**Task brief**
Report the number of lines in the records below that hold "entity", and leave out everything else.

**Data under study**
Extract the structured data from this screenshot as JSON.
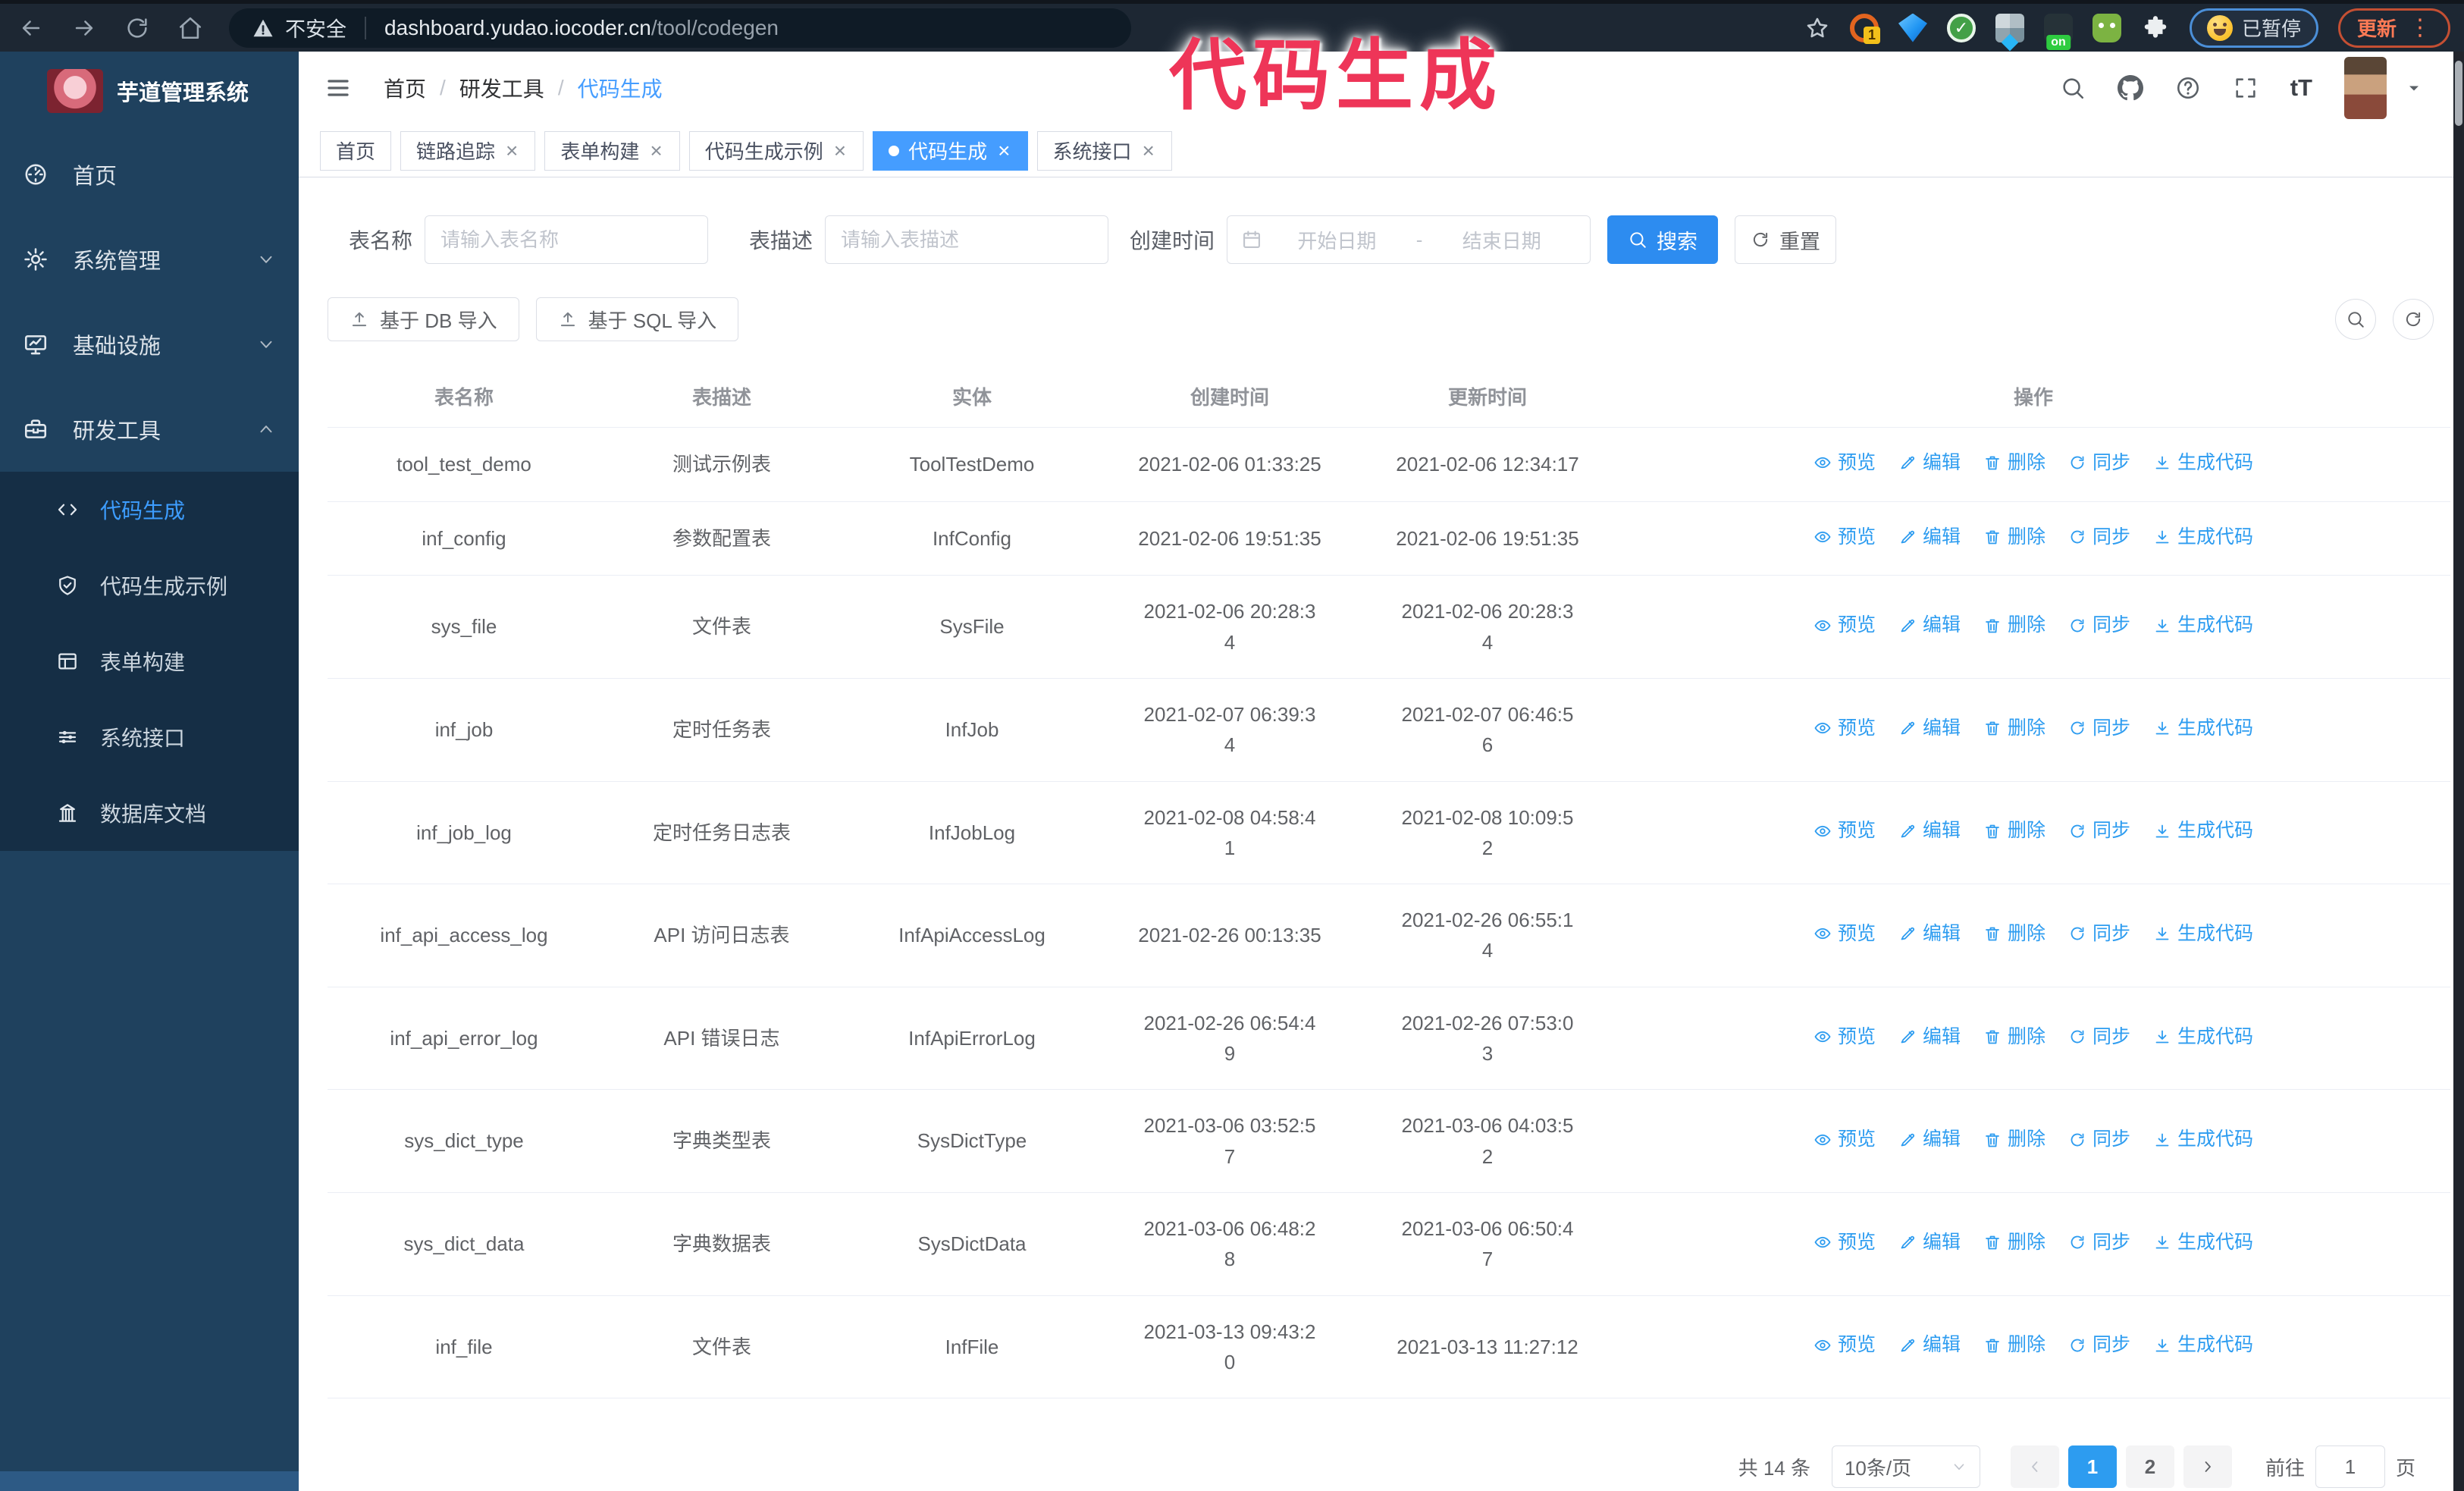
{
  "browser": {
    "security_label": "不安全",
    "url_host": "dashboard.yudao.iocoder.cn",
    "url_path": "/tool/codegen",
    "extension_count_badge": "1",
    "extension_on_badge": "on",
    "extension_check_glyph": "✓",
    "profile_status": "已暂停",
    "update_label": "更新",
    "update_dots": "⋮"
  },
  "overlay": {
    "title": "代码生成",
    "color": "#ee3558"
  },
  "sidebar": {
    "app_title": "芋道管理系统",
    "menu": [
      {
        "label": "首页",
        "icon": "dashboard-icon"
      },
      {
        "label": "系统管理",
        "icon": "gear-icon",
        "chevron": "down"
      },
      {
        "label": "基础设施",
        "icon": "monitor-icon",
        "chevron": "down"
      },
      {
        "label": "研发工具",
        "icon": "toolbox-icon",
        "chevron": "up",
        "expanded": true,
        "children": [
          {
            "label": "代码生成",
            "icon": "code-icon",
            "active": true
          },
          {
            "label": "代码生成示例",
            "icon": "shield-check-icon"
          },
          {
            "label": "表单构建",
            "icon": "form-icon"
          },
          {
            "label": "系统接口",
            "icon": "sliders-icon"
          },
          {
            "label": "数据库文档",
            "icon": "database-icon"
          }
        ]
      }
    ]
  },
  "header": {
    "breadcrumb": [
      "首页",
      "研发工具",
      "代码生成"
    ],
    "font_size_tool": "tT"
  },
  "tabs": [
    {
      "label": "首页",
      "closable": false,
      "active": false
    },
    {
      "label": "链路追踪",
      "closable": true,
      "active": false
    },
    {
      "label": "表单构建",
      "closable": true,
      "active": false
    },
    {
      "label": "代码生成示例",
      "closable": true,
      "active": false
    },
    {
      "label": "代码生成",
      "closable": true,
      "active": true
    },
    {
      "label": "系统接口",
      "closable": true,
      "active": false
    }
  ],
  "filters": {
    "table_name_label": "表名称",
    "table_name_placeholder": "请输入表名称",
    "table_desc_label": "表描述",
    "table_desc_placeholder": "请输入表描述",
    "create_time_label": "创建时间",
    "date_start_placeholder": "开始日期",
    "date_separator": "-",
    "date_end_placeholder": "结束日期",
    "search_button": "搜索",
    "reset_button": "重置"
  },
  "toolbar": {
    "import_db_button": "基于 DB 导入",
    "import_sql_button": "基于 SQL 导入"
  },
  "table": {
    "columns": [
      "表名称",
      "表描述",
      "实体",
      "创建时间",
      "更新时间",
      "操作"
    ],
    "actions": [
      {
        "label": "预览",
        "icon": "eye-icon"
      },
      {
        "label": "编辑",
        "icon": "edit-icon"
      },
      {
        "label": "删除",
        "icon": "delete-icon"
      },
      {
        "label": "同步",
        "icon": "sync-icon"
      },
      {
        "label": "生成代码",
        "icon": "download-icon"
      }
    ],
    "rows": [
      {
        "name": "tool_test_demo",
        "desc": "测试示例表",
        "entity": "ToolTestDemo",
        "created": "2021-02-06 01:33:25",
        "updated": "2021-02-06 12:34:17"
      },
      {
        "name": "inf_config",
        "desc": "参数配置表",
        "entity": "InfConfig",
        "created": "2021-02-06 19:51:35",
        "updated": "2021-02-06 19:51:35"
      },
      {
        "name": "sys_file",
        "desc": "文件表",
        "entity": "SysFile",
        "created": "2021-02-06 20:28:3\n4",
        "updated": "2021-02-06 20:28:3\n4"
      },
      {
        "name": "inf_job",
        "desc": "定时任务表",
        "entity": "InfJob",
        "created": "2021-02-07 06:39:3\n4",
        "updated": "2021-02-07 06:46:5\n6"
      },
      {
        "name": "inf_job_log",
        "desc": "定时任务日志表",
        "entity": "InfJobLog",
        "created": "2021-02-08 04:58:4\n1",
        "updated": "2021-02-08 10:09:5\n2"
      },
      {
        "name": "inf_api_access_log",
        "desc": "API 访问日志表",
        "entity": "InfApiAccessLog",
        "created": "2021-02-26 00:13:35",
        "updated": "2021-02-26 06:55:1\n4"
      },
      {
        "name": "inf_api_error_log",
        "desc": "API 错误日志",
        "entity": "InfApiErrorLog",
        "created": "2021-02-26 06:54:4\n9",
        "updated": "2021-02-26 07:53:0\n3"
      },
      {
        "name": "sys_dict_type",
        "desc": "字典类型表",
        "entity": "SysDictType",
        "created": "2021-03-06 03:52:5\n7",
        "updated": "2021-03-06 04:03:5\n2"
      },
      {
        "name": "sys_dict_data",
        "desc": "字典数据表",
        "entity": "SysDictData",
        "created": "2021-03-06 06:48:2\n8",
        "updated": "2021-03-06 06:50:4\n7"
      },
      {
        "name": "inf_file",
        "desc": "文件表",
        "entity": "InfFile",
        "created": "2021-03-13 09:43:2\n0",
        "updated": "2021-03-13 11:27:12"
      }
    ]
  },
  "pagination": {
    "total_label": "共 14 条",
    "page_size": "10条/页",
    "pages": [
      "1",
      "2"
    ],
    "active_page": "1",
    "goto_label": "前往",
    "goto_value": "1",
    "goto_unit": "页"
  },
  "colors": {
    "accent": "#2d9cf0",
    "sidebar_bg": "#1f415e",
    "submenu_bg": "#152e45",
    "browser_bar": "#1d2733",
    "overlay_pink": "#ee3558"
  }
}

**Reply**
10